    Koolmatrie’s experimental and exploratory works in local grasses awakened an interest in a vanishing cultural practice and, as a teacher and practitioner, she has played a pivotal role in the revitalisation of weaving. While her fibre sculptures are a radical departure from historic basketry, they are nonetheless imbued with the fragrances, materiality and cultural reminiscences of the fertile waterways of the lower River Murray; and she will always be connected to the places where the spiny sedge is gathered.
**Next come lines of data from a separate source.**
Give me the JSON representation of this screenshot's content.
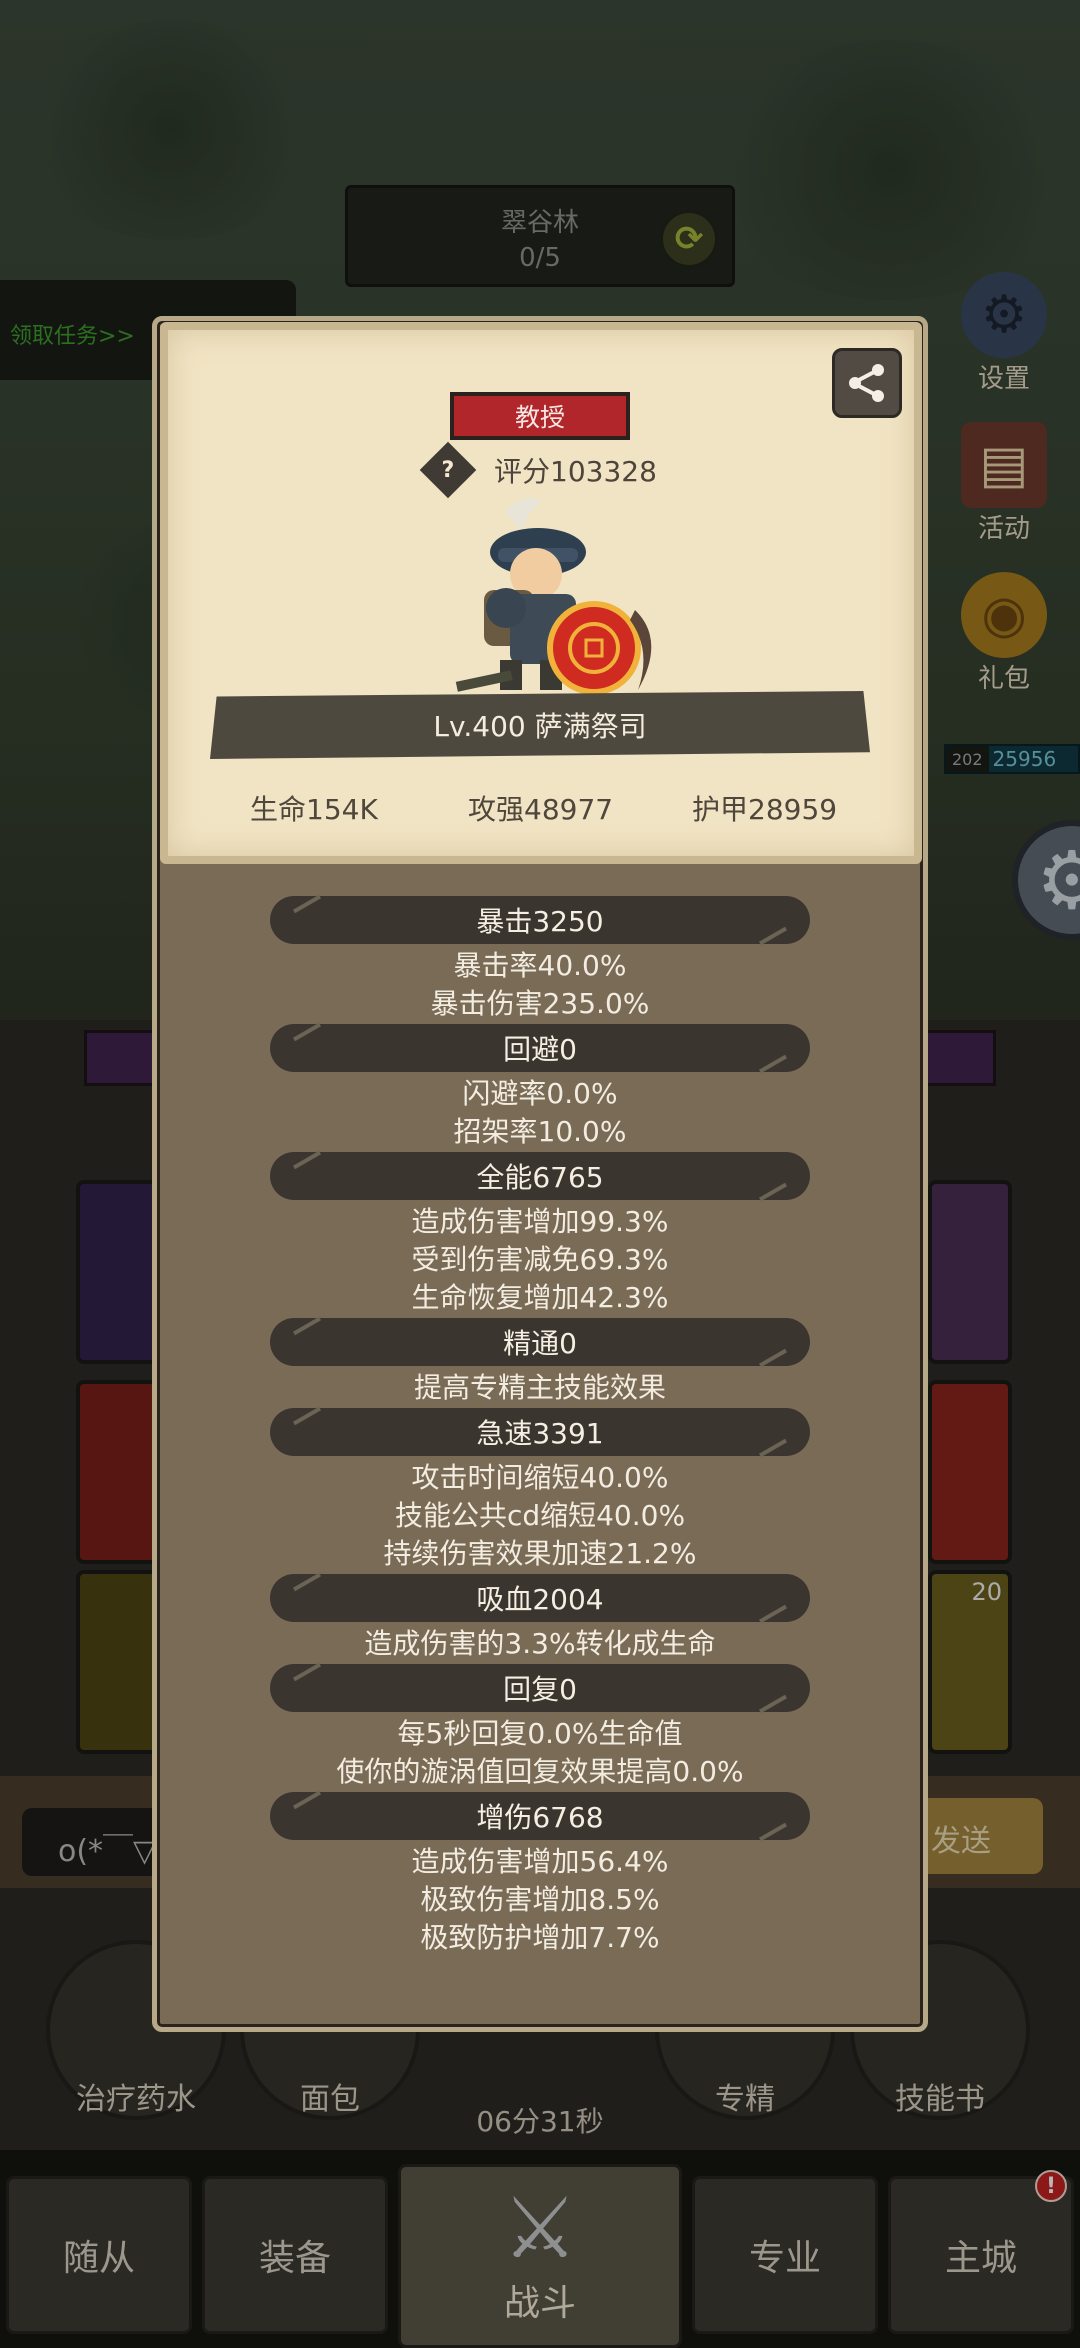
{
  "zone": {
    "name": "翠谷林",
    "progress": "0/5"
  },
  "task_banner": "领取任务>>",
  "right_menu": [
    {
      "label": "设置",
      "icon": "gear-icon"
    },
    {
      "label": "活动",
      "icon": "scroll-icon"
    },
    {
      "label": "礼包",
      "icon": "gift-icon"
    }
  ],
  "enemy_bar": {
    "level": "202",
    "value": "25956"
  },
  "chat": {
    "input_text": "o(*￣▽",
    "send_label": "发送"
  },
  "consumables": [
    "治疗药水",
    "面包",
    "专精",
    "技能书"
  ],
  "timer": "06分31秒",
  "bottom_nav": [
    "随从",
    "装备",
    "战斗",
    "专业",
    "主城"
  ],
  "nav_alert": "!",
  "hero_card": {
    "rank": "教授",
    "score": "评分103328",
    "name": "Lv.400 萨满祭司",
    "life": "生命154K",
    "attack": "攻强48977",
    "armor": "护甲28959"
  },
  "stats": [
    {
      "header": "暴击3250",
      "lines": [
        "暴击率40.0%",
        "暴击伤害235.0%"
      ]
    },
    {
      "header": "回避0",
      "lines": [
        "闪避率0.0%",
        "招架率10.0%"
      ]
    },
    {
      "header": "全能6765",
      "lines": [
        "造成伤害增加99.3%",
        "受到伤害减免69.3%",
        "生命恢复增加42.3%"
      ]
    },
    {
      "header": "精通0",
      "lines": [
        "提高专精主技能效果"
      ]
    },
    {
      "header": "急速3391",
      "lines": [
        "攻击时间缩短40.0%",
        "技能公共cd缩短40.0%",
        "持续伤害效果加速21.2%"
      ]
    },
    {
      "header": "吸血2004",
      "lines": [
        "造成伤害的3.3%转化成生命"
      ]
    },
    {
      "header": "回复0",
      "lines": [
        "每5秒回复0.0%生命值",
        "使你的漩涡值回复效果提高0.0%"
      ]
    },
    {
      "header": "增伤6768",
      "lines": [
        "造成伤害增加56.4%",
        "极致伤害增加8.5%",
        "极致防护增加7.7%"
      ]
    }
  ],
  "tile_badge": "20"
}
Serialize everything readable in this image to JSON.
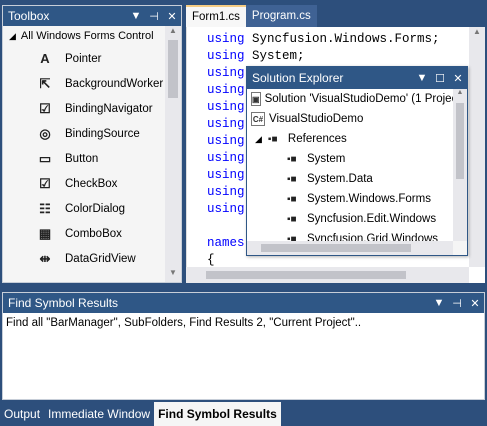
{
  "toolbox": {
    "title": "Toolbox",
    "group": "All Windows Forms Control",
    "items": [
      {
        "label": "Pointer",
        "icon": "pointer-icon",
        "glyph": "A"
      },
      {
        "label": "BackgroundWorker",
        "icon": "background-worker-icon",
        "glyph": "⇱"
      },
      {
        "label": "BindingNavigator",
        "icon": "binding-navigator-icon",
        "glyph": "☑"
      },
      {
        "label": "BindingSource",
        "icon": "binding-source-icon",
        "glyph": "◎"
      },
      {
        "label": "Button",
        "icon": "button-icon",
        "glyph": "▭"
      },
      {
        "label": "CheckBox",
        "icon": "checkbox-icon",
        "glyph": "☑"
      },
      {
        "label": "ColorDialog",
        "icon": "color-dialog-icon",
        "glyph": "☷"
      },
      {
        "label": "ComboBox",
        "icon": "combobox-icon",
        "glyph": "▦"
      },
      {
        "label": "DataGridView",
        "icon": "datagridview-icon",
        "glyph": "⇹"
      }
    ]
  },
  "editor": {
    "tabs": [
      {
        "label": "Form1.cs",
        "active": true
      },
      {
        "label": "Program.cs",
        "active": false
      }
    ],
    "lines": [
      {
        "kw": "using",
        "rest": " Syncfusion.Windows.Forms;"
      },
      {
        "kw": "using",
        "rest": " System;"
      },
      {
        "kw": "using",
        "rest": ""
      },
      {
        "kw": "using",
        "rest": ""
      },
      {
        "kw": "using",
        "rest": ""
      },
      {
        "kw": "using",
        "rest": ""
      },
      {
        "kw": "using",
        "rest": ""
      },
      {
        "kw": "using",
        "rest": ""
      },
      {
        "kw": "using",
        "rest": ""
      },
      {
        "kw": "using",
        "rest": ""
      },
      {
        "kw": "using",
        "rest": ""
      },
      {
        "kw": "",
        "rest": ""
      },
      {
        "kw": "names",
        "rest": ""
      },
      {
        "kw": "",
        "rest": "{"
      }
    ]
  },
  "solution_explorer": {
    "title": "Solution Explorer",
    "solution": "Solution 'VisualStudioDemo' (1 Projec",
    "project": "VisualStudioDemo",
    "references_label": "References",
    "references": [
      "System",
      "System.Data",
      "System.Windows.Forms",
      "Syncfusion.Edit.Windows",
      "Syncfusion.Grid.Windows"
    ]
  },
  "results": {
    "title": "Find Symbol Results",
    "line": "Find all \"BarManager\", SubFolders, Find Results 2, \"Current Project\".."
  },
  "bottom_tabs": [
    {
      "label": "Output",
      "active": false
    },
    {
      "label": "Immediate Window",
      "active": false
    },
    {
      "label": "Find Symbol Results",
      "active": true
    }
  ],
  "pane_buttons": {
    "dropdown": "▼",
    "pin": "⊣",
    "close": "✕",
    "maximize": "☐"
  }
}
    Text © National Gallery of Australia, Canberra 2014
    From: Collection highlights: National Gallery of Australia, National Gallery of Australia, Canberra, 2014

  • 伊芳·库尔马特瑞 (Yvonne KOOLMATRIE)
    澳大利亚南澳州贝瑞
    《双翼飞机》(Bi-plane)
    1994年
    莎草编织品;拿林杰里(Ngarrindjeri)盘绕编织品
    50.0(高) x 113.0(宽) x 135.0(深) 厘米
    1995年购买
    收录号:NGA 95.309

    伊芳·库尔马特瑞用纤维塑造别具匠心、古灵精怪的雕塑形象,几乎凭一己之力改写了编织语言,拓展其审美可能性。1980年代初,库尔马特瑞师从拿林杰里(Ngarrindjeri)老人桃乐茜·卡廷叶瑞(Dorothy Kartinyeri),学习传统编织工艺,起初,她忠实再创功能性文化物件,如捕鳗器、葬礼垫和食物收集容器。为了扩展拿手绝活并吸取灵感,库尔马特瑞参观收藏有拿林杰里物件的博物馆。参观南澳州博物馆时,她发现了珍妮特·沃森(Janet Watson)于1942年盘绕编织品制作的单翼飞机和双翼飞机。莎草编织品的雕塑潜力令库尔马特瑞兴奋不已,她放飞自己的想象,为凭空臆造的编织物件注入生命,现已成为她的拿手绝活。

    代表澳大利亚参加威尼斯双年展前三年[1],库尔马特瑞制作了自己独特版本的双翼飞机,机翼与众不同。倾斜度、比例和雕塑体积校正精准,说明库尔马特瑞对材质的完全理解。同样的,每一个盘绕缝都反应了她对拿林杰里神灵的尊重,毫不动摇。

    库尔马特瑞在艺术创作中对本地草的实验与探索让人们重新燃起对日渐消失文化习俗的兴趣,作为教师和从业者,她在编织技艺复兴活动中的作用至关重要。尽管她的纤维雕塑与历史性的编织技艺相去甚远,却充满芬芳、物质性和墨累河下游富饶水道的文化记忆,她永远不会失去与这些多刺莎草的产地的联系。

    Stephen Gilchrist
    斯蒂芬·吉尔克莱斯特

    [1]与埃米莉·金·康瓦雷、朱迪·沃森。


    Text © National Gallery of Australia, Canberra